■ Work to be completed ■
Render every entry verbatim.

======== Task material ========

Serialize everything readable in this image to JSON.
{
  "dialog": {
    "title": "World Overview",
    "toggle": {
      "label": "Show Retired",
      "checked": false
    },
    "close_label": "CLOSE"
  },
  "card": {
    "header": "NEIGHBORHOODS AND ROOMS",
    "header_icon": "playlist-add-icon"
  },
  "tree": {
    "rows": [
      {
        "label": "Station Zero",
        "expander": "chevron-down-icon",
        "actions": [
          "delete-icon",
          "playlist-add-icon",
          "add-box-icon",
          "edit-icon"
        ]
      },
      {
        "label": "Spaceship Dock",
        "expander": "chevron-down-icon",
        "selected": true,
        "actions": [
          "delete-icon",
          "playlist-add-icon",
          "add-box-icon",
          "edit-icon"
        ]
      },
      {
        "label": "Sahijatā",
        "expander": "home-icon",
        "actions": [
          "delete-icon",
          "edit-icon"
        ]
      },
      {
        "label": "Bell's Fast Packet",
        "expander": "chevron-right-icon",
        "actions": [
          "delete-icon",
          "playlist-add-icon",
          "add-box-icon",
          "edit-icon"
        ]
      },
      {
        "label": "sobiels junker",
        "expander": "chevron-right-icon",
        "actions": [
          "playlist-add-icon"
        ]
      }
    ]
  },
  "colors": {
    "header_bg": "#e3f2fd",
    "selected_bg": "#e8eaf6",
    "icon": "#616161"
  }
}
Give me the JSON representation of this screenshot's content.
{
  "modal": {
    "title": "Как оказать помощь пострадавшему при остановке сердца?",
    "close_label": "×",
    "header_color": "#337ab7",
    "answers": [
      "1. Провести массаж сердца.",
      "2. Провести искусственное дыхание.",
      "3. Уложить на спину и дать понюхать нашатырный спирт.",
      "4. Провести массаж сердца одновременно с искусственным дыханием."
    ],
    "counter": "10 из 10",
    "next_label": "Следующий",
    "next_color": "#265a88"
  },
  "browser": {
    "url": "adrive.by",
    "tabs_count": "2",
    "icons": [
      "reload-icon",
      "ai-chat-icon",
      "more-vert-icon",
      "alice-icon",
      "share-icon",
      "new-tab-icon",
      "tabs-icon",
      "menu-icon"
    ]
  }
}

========

■ Response for this exercise ■
Serialize everything readable in this image to JSON.
{
  "dialog": {
    "title": "World Overview",
    "toggle": {
      "label": "Show Retired",
      "checked": false
    },
    "close_label": "CLOSE"
  },
  "card": {
    "header": "NEIGHBORHOODS AND ROOMS",
    "header_icon": "playlist-add-icon"
  },
  "tree": {
    "rows": [
      {
        "label": "Station Zero",
        "expander": "chevron-down-icon",
        "actions": [
          "delete-icon",
          "playlist-add-icon",
          "add-box-icon",
          "edit-icon"
        ]
      },
      {
        "label": "Spaceship Dock",
        "expander": "chevron-down-icon",
        "selected": true,
        "actions": [
          "delete-icon",
          "playlist-add-icon",
          "add-box-icon",
          "edit-icon"
        ]
      },
      {
        "label": "Sahijatā",
        "expander": "home-icon",
        "actions": [
          "delete-icon",
          "edit-icon"
        ]
      },
      {
        "label": "Bell's Fast Packet",
        "expander": "chevron-right-icon",
        "actions": [
          "delete-icon",
          "playlist-add-icon",
          "add-box-icon",
          "edit-icon"
        ]
      },
      {
        "label": "sobiels junker",
        "expander": "chevron-right-icon",
        "actions": [
          "playlist-add-icon"
        ]
      }
    ]
  },
  "colors": {
    "header_bg": "#e3f2fd",
    "selected_bg": "#e8eaf6",
    "icon": "#616161"
  }
}
Give me the JSON representation of this screenshot's content.
{
  "modal": {
    "title": "Как оказать помощь пострадавшему при остановке сердца?",
    "close_label": "×",
    "header_color": "#337ab7",
    "answers": [
      "1. Провести массаж сердца.",
      "2. Провести искусственное дыхание.",
      "3. Уложить на спину и дать понюхать нашатырный спирт.",
      "4. Провести массаж сердца одновременно с искусственным дыханием."
    ],
    "counter": "10 из 10",
    "next_label": "Следующий",
    "next_color": "#265a88"
  },
  "browser": {
    "url": "adrive.by",
    "tabs_count": "2",
    "icons": [
      "reload-icon",
      "ai-chat-icon",
      "more-vert-icon",
      "alice-icon",
      "share-icon",
      "new-tab-icon",
      "tabs-icon",
      "menu-icon"
    ]
  }
}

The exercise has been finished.